BEGIN
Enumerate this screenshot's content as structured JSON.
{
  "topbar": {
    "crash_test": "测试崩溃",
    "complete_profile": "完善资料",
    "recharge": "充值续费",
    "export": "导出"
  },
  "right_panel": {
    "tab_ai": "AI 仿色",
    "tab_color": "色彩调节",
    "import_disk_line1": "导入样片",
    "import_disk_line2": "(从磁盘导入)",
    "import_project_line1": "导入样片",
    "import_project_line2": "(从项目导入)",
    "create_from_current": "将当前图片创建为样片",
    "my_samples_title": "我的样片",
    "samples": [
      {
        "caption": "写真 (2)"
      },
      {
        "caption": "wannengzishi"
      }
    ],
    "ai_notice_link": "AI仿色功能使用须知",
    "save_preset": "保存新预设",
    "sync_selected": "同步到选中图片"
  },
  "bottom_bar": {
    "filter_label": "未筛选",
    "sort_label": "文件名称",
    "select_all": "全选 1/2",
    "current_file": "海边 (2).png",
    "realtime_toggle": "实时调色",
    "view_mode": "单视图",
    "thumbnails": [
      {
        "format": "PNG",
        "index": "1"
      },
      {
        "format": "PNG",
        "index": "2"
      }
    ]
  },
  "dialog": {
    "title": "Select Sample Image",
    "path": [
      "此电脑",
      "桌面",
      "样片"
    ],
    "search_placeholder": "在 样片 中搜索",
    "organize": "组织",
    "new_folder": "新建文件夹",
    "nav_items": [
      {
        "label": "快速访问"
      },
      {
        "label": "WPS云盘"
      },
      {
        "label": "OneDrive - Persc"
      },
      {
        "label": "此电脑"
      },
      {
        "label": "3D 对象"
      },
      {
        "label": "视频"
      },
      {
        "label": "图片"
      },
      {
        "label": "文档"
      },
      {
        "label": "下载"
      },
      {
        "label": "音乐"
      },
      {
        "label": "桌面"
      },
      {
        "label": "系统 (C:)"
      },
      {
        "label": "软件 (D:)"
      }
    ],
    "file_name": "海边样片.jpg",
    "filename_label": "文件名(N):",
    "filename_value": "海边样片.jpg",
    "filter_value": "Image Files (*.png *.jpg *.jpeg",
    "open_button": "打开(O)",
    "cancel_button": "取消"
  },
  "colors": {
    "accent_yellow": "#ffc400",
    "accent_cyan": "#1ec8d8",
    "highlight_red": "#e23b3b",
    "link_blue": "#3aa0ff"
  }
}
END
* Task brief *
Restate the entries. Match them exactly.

* Result for this task *
Enumerate this screenshot's content as structured JSON.
{
  "topbar": {
    "crash_test": "测试崩溃",
    "complete_profile": "完善资料",
    "recharge": "充值续费",
    "export": "导出"
  },
  "right_panel": {
    "tab_ai": "AI 仿色",
    "tab_color": "色彩调节",
    "import_disk_line1": "导入样片",
    "import_disk_line2": "(从磁盘导入)",
    "import_project_line1": "导入样片",
    "import_project_line2": "(从项目导入)",
    "create_from_current": "将当前图片创建为样片",
    "my_samples_title": "我的样片",
    "samples": [
      {
        "caption": "写真 (2)"
      },
      {
        "caption": "wannengzishi"
      }
    ],
    "ai_notice_link": "AI仿色功能使用须知",
    "save_preset": "保存新预设",
    "sync_selected": "同步到选中图片"
  },
  "bottom_bar": {
    "filter_label": "未筛选",
    "sort_label": "文件名称",
    "select_all": "全选 1/2",
    "current_file": "海边 (2).png",
    "realtime_toggle": "实时调色",
    "view_mode": "单视图",
    "thumbnails": [
      {
        "format": "PNG",
        "index": "1"
      },
      {
        "format": "PNG",
        "index": "2"
      }
    ]
  },
  "dialog": {
    "title": "Select Sample Image",
    "path": [
      "此电脑",
      "桌面",
      "样片"
    ],
    "search_placeholder": "在 样片 中搜索",
    "organize": "组织",
    "new_folder": "新建文件夹",
    "nav_items": [
      {
        "label": "快速访问"
      },
      {
        "label": "WPS云盘"
      },
      {
        "label": "OneDrive - Persc"
      },
      {
        "label": "此电脑"
      },
      {
        "label": "3D 对象"
      },
      {
        "label": "视频"
      },
      {
        "label": "图片"
      },
      {
        "label": "文档"
      },
      {
        "label": "下载"
      },
      {
        "label": "音乐"
      },
      {
        "label": "桌面"
      },
      {
        "label": "系统 (C:)"
      },
      {
        "label": "软件 (D:)"
      }
    ],
    "file_name": "海边样片.jpg",
    "filename_label": "文件名(N):",
    "filename_value": "海边样片.jpg",
    "filter_value": "Image Files (*.png *.jpg *.jpeg",
    "open_button": "打开(O)",
    "cancel_button": "取消"
  },
  "colors": {
    "accent_yellow": "#ffc400",
    "accent_cyan": "#1ec8d8",
    "highlight_red": "#e23b3b",
    "link_blue": "#3aa0ff"
  }
}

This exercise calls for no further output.